INSTRUCTIONS TO FOLLOW: Copy out each line of the data that includes the string "true".
************
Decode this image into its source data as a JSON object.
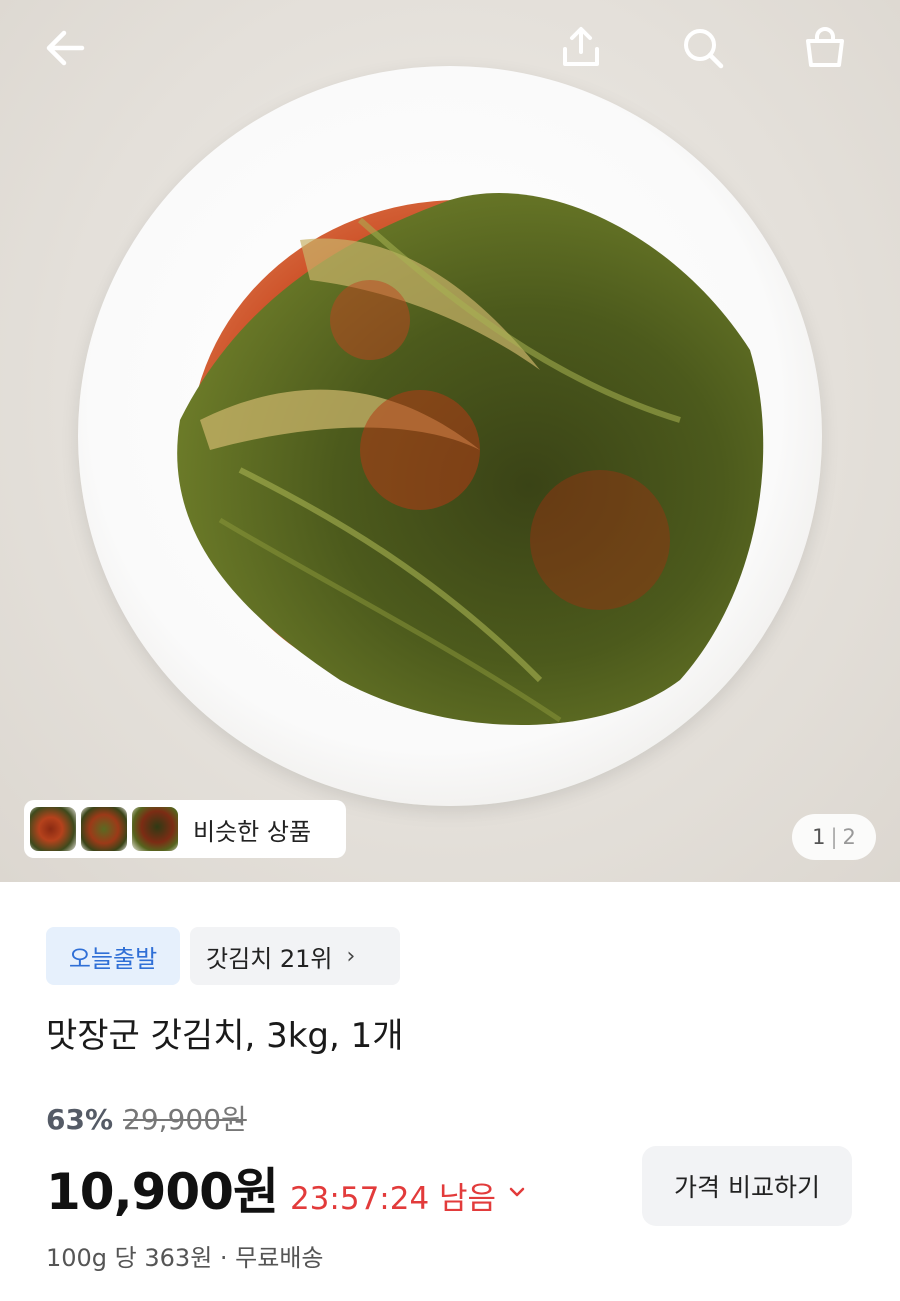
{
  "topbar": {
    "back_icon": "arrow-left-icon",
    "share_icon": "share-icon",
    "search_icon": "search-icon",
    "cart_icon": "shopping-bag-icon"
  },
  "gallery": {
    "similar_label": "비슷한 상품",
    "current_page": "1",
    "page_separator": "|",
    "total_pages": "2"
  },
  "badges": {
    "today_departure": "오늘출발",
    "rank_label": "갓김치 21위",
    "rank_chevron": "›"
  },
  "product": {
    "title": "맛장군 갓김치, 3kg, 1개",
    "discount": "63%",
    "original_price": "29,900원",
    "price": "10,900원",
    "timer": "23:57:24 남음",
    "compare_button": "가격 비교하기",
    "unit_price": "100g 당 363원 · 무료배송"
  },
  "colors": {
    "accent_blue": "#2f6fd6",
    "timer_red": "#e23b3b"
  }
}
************
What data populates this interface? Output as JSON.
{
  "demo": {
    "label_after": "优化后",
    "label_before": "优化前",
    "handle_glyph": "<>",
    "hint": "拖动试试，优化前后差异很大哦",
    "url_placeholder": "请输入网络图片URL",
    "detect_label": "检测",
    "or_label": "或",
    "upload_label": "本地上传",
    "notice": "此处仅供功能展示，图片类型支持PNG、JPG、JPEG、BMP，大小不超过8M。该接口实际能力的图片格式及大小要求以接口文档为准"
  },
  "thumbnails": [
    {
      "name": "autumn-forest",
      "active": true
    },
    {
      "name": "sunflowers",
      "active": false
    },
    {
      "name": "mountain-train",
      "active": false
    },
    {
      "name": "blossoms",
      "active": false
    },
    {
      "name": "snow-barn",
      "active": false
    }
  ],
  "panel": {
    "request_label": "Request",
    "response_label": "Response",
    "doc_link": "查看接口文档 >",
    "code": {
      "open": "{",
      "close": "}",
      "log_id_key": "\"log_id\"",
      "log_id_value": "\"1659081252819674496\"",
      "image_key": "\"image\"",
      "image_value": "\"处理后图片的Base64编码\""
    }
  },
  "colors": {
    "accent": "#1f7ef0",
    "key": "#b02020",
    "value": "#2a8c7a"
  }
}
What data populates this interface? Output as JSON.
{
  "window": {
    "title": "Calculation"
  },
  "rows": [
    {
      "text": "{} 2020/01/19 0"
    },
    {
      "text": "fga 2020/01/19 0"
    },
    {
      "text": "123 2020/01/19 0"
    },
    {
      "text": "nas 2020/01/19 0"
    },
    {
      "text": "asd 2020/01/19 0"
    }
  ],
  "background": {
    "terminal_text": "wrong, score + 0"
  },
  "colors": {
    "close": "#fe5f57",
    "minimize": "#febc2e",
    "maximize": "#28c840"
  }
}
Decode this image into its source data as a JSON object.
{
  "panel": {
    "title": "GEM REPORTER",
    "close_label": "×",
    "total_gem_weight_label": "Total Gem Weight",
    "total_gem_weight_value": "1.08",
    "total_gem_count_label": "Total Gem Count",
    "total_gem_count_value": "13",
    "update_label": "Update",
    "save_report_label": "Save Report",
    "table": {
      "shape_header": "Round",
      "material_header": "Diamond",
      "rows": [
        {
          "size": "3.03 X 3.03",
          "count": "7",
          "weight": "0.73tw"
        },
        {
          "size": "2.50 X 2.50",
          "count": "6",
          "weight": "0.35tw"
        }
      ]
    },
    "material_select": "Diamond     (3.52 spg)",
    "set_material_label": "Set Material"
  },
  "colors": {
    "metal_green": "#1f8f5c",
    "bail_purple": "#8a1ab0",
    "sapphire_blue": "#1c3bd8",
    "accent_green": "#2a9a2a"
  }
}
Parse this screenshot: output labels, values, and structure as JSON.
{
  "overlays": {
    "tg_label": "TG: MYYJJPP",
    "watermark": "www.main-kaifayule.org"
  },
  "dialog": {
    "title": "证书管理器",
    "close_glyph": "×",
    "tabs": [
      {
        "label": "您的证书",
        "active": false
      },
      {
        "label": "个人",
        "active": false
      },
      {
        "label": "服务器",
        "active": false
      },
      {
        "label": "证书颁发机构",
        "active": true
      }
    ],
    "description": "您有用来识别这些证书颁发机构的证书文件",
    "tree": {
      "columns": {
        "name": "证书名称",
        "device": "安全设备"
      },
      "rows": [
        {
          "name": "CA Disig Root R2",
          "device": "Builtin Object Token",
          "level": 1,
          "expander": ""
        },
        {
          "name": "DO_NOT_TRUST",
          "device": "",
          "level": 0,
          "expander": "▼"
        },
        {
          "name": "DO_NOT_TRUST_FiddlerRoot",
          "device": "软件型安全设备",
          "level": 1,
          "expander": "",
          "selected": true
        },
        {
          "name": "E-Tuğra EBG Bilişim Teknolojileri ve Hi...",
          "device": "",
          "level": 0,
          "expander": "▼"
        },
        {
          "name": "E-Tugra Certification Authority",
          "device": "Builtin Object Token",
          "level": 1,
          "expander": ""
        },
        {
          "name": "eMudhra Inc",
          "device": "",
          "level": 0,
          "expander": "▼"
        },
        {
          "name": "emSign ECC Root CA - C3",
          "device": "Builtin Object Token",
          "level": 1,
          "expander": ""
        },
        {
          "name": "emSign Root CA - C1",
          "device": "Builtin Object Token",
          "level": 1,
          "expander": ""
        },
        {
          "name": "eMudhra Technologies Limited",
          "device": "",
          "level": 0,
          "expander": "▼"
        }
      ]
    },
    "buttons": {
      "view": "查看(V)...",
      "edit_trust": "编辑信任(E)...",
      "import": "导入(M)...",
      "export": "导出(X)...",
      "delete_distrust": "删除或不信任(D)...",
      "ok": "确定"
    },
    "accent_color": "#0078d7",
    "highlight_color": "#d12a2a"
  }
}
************
ANSWER BOX:
      "active": true
        "active": true
          "selected": true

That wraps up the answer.